Mr. Llewellyn

asked the Secretary of State for the Home Department if he will make a statement on his meeting with the members of the Lloyd Committee for the purpose of discussing the Committee's future; and what conclusions have been reached.

Major Lloyd-George

By last summer the Committee had dealt comprehensively with its main tasks and had submitted three confidential reports to my predecessor—about road communications, railway communications, and the attraction of new industry. Arising out of the first of these, the Government has already announced a comprehensive programme of road development for South Wales. The Committee has been primarily concerned with the long-term problems of the area; this applies particularly to the report about the attraction of new industry, in which the Committee has furnished the Government with extremely valuable information for their guidance in framing future policy.

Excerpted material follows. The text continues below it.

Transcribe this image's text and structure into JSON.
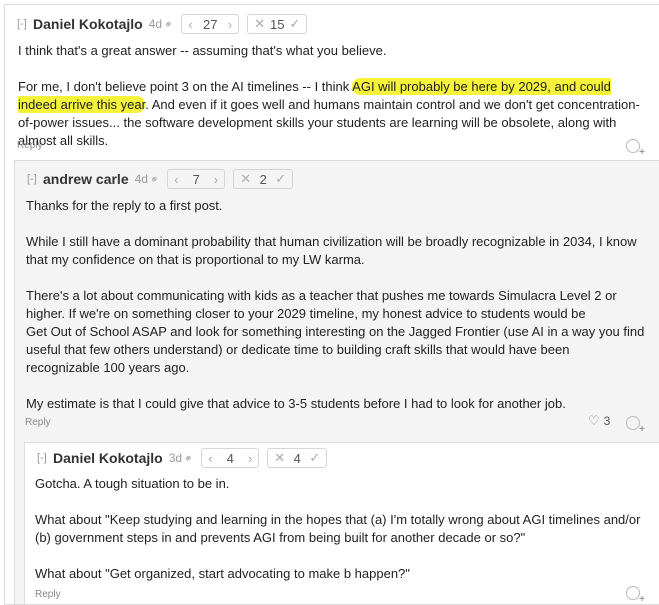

At the meeting I had with the Committee, we concluded after a full discussion that for the immediate future there is little more that the Committee can do to assist the Government, and that the best course would be for the Committee to dissolve on the understanding—willingly agreed to by the members—that the Government will be able to rely on the assistance of members, or of the whole Committee if it should prove necessary in the future to reconstitute it.

I hope that this decision will be rightly seen, against the background of the present improved position in west South Wales, as a mark of the Government's confidence in the area's future. It is apparent from the recent report of the Iron and Steel Board on the Development of the Iron and Steel Industry, 1953–58, that, provided demand is maintained at the expected level, the threat is not now so immediate, and the redundancies which will ultimately occur when the hand mills finally cease production are not now expected to be concentrated entirely within a short period of time. The healthy state of existing industry is shown by the fact that, since the Committee was set up two years ago, there has been an increase in employment more than sufficient to absorb the redundancies which occurred in 1953, with the result that the rate of unemployment in west South Wales has declined substantially. This development has been aided by the efforts of the Government and members of the Committee to encourage industrialists who are seeking new quarters to set up in the area, and we have no reason to believe that the area will not be able to cope with the situation if progress continues at the present rate.

The Government will not slacken their continuous efforts to promote the welfare of west South Wales; now that we have had the benefit of the Lloyd Committee's wise advice, we hope that these efforts will meet with even greater success in the future. I am sure Members on both sides of the House will join with me in thanking the members of the Committee for the very great care and attention which they have given to the problems of west South Wales.